Task objective:
Every record that follows should be printed verbatim.

Records to process:
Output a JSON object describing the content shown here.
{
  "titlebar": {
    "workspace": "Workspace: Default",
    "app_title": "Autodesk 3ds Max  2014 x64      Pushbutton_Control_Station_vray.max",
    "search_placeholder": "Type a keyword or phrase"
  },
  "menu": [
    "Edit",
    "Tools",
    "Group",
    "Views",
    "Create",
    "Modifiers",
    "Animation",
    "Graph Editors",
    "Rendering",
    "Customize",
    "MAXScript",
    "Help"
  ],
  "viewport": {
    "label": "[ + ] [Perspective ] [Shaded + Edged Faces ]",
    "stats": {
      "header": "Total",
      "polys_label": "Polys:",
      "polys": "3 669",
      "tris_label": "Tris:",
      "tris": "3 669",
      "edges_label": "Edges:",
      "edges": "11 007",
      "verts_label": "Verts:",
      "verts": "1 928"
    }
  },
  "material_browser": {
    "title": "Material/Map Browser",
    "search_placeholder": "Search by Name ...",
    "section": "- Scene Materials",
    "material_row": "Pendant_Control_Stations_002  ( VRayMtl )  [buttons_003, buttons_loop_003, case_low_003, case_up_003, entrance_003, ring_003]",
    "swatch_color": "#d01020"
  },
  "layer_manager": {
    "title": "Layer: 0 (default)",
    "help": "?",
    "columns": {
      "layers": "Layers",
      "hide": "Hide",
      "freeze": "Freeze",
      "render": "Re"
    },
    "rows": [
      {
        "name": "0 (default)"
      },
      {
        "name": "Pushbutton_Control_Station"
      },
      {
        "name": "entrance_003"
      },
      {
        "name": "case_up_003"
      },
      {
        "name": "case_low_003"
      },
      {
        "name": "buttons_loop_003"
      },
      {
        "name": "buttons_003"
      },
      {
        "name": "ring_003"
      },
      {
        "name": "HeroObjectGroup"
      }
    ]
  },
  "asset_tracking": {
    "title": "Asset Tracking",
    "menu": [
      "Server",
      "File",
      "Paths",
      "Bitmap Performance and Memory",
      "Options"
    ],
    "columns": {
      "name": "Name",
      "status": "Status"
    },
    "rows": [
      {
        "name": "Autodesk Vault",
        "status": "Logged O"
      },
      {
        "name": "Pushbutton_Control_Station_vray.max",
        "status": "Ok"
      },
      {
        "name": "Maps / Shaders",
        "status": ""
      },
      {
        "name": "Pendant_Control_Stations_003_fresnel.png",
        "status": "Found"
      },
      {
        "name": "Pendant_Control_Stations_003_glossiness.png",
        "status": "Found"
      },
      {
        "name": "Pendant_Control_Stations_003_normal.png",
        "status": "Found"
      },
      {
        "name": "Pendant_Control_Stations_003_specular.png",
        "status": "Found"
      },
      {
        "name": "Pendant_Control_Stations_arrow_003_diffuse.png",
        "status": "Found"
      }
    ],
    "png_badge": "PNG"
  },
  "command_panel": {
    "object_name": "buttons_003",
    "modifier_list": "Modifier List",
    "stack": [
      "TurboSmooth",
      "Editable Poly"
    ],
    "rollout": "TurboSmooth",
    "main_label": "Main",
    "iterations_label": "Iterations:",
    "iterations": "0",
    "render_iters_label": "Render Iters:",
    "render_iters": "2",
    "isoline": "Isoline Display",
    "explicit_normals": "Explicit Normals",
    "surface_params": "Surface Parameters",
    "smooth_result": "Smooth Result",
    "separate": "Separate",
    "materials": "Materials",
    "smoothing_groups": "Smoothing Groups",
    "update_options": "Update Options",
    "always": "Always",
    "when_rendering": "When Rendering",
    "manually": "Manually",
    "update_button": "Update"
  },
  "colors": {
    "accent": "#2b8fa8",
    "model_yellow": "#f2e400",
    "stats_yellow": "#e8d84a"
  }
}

Reply to the exercise:
Output a JSON object describing the content shown here.
{
  "titlebar": {
    "workspace": "Workspace: Default",
    "app_title": "Autodesk 3ds Max  2014 x64      Pushbutton_Control_Station_vray.max",
    "search_placeholder": "Type a keyword or phrase"
  },
  "menu": [
    "Edit",
    "Tools",
    "Group",
    "Views",
    "Create",
    "Modifiers",
    "Animation",
    "Graph Editors",
    "Rendering",
    "Customize",
    "MAXScript",
    "Help"
  ],
  "viewport": {
    "label": "[ + ] [Perspective ] [Shaded + Edged Faces ]",
    "stats": {
      "header": "Total",
      "polys_label": "Polys:",
      "polys": "3 669",
      "tris_label": "Tris:",
      "tris": "3 669",
      "edges_label": "Edges:",
      "edges": "11 007",
      "verts_label": "Verts:",
      "verts": "1 928"
    }
  },
  "material_browser": {
    "title": "Material/Map Browser",
    "search_placeholder": "Search by Name ...",
    "section": "- Scene Materials",
    "material_row": "Pendant_Control_Stations_002  ( VRayMtl )  [buttons_003, buttons_loop_003, case_low_003, case_up_003, entrance_003, ring_003]",
    "swatch_color": "#d01020"
  },
  "layer_manager": {
    "title": "Layer: 0 (default)",
    "help": "?",
    "columns": {
      "layers": "Layers",
      "hide": "Hide",
      "freeze": "Freeze",
      "render": "Re"
    },
    "rows": [
      {
        "name": "0 (default)"
      },
      {
        "name": "Pushbutton_Control_Station"
      },
      {
        "name": "entrance_003"
      },
      {
        "name": "case_up_003"
      },
      {
        "name": "case_low_003"
      },
      {
        "name": "buttons_loop_003"
      },
      {
        "name": "buttons_003"
      },
      {
        "name": "ring_003"
      },
      {
        "name": "HeroObjectGroup"
      }
    ]
  },
  "asset_tracking": {
    "title": "Asset Tracking",
    "menu": [
      "Server",
      "File",
      "Paths",
      "Bitmap Performance and Memory",
      "Options"
    ],
    "columns": {
      "name": "Name",
      "status": "Status"
    },
    "rows": [
      {
        "name": "Autodesk Vault",
        "status": "Logged O"
      },
      {
        "name": "Pushbutton_Control_Station_vray.max",
        "status": "Ok"
      },
      {
        "name": "Maps / Shaders",
        "status": ""
      },
      {
        "name": "Pendant_Control_Stations_003_fresnel.png",
        "status": "Found"
      },
      {
        "name": "Pendant_Control_Stations_003_glossiness.png",
        "status": "Found"
      },
      {
        "name": "Pendant_Control_Stations_003_normal.png",
        "status": "Found"
      },
      {
        "name": "Pendant_Control_Stations_003_specular.png",
        "status": "Found"
      },
      {
        "name": "Pendant_Control_Stations_arrow_003_diffuse.png",
        "status": "Found"
      }
    ],
    "png_badge": "PNG"
  },
  "command_panel": {
    "object_name": "buttons_003",
    "modifier_list": "Modifier List",
    "stack": [
      "TurboSmooth",
      "Editable Poly"
    ],
    "rollout": "TurboSmooth",
    "main_label": "Main",
    "iterations_label": "Iterations:",
    "iterations": "0",
    "render_iters_label": "Render Iters:",
    "render_iters": "2",
    "isoline": "Isoline Display",
    "explicit_normals": "Explicit Normals",
    "surface_params": "Surface Parameters",
    "smooth_result": "Smooth Result",
    "separate": "Separate",
    "materials": "Materials",
    "smoothing_groups": "Smoothing Groups",
    "update_options": "Update Options",
    "always": "Always",
    "when_rendering": "When Rendering",
    "manually": "Manually",
    "update_button": "Update"
  },
  "colors": {
    "accent": "#2b8fa8",
    "model_yellow": "#f2e400",
    "stats_yellow": "#e8d84a"
  }
}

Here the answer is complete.